Chandni Singh talks about her work on development pathways that she presented at Adaptation Futures. Specifically, she described how historical development decisions lock systems into trajectories that are potentially maladaptive.
This photo essay captures some of the issues in informal settlements, in this case blue tent squatter settlements that are prevalent in certain pockets of Bangalore. These sites were investigated for our on-going urban research.
A 3-day long course called ‘Understanding Vulnerability: Concepts, Methods and Applications for Development Planning’ was held between 10th-12th December, 2015 by IIHS’s Urban Practitioners Programme.
To get a better sense of how climate change is impacting the wellbeing of people in rural and urban areas of India we spent our early ASSAR months delving into the wide landscape of literature on the topic. Here’s what we learned.
The Watershed Organisation Trust (WOTR) conducted a 3rd stakeholder engagement event on the 21st of December 2015, at the Darewadi Training Centre, with more than 50 representatives from 15 villages in the Sangamner transect.
State sponsored policies and programmes must be sensitive to promote sustainable developmental activities in this already fragile social ecological system in Tamil Nadu.
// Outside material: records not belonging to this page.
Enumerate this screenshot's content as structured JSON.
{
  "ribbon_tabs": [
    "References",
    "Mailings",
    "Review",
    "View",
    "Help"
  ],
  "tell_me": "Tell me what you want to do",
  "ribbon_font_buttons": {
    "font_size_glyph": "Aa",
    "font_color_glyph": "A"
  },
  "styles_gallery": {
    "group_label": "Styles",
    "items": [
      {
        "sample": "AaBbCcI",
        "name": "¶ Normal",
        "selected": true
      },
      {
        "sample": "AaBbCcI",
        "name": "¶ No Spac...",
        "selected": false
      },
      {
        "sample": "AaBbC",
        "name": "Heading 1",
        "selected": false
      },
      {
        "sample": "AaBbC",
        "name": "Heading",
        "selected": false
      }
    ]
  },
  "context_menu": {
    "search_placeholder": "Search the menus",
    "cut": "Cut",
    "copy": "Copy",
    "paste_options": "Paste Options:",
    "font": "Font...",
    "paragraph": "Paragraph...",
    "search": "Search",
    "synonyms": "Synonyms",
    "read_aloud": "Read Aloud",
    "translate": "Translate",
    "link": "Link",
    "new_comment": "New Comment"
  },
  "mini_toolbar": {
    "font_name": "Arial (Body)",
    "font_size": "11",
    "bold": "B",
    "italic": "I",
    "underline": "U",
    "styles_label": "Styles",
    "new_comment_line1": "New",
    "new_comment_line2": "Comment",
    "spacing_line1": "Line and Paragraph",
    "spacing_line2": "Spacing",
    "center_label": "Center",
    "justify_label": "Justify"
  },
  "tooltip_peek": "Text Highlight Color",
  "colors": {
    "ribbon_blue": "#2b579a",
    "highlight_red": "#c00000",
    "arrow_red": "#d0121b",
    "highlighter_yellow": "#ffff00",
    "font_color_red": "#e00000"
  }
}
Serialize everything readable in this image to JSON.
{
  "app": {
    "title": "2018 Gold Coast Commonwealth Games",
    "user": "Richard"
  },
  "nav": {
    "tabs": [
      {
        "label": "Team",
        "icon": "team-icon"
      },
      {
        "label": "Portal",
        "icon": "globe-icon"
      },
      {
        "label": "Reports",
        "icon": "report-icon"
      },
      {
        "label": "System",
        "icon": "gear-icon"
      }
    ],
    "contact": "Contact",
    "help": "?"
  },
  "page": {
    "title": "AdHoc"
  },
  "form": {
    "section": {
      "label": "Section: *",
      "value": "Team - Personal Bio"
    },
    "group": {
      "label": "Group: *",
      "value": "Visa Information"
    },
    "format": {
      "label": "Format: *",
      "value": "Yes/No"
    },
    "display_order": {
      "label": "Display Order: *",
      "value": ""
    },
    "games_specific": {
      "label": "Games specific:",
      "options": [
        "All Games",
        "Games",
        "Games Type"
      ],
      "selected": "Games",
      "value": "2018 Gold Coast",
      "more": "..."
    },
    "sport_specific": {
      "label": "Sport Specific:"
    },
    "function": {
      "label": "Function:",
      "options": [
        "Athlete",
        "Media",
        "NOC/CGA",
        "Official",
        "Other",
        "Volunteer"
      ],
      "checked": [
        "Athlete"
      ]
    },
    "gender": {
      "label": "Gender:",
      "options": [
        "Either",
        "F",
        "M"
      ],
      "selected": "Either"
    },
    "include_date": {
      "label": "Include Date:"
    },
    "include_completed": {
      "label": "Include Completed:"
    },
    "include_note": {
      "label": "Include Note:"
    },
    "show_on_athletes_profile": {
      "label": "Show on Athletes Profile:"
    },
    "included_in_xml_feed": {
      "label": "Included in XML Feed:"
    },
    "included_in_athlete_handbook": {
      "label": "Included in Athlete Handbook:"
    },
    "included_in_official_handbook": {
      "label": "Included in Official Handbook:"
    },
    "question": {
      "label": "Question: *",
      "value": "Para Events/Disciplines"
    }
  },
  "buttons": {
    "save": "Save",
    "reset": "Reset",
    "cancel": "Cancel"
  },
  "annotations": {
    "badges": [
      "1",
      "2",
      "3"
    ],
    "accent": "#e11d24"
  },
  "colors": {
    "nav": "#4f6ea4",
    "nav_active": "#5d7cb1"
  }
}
Read about how Rachenahalli is one of the few living lakes of Bangalore, in the north of the city and how it It is connected to water bodies upstream and downstream, particularly Jakkur Lake on the north-east.
Through a stakeholder engagement event, the ATREE team explores how tribal communities have been affected by the establishment of the Sathyamangalam Tiger Reserve in the Moyar-Bhavani region of India.
The Indian Institute for Human Settlements recently held a 3-hour public lecture exploring whether (and even if) cities in the Global South are adapting to climate change.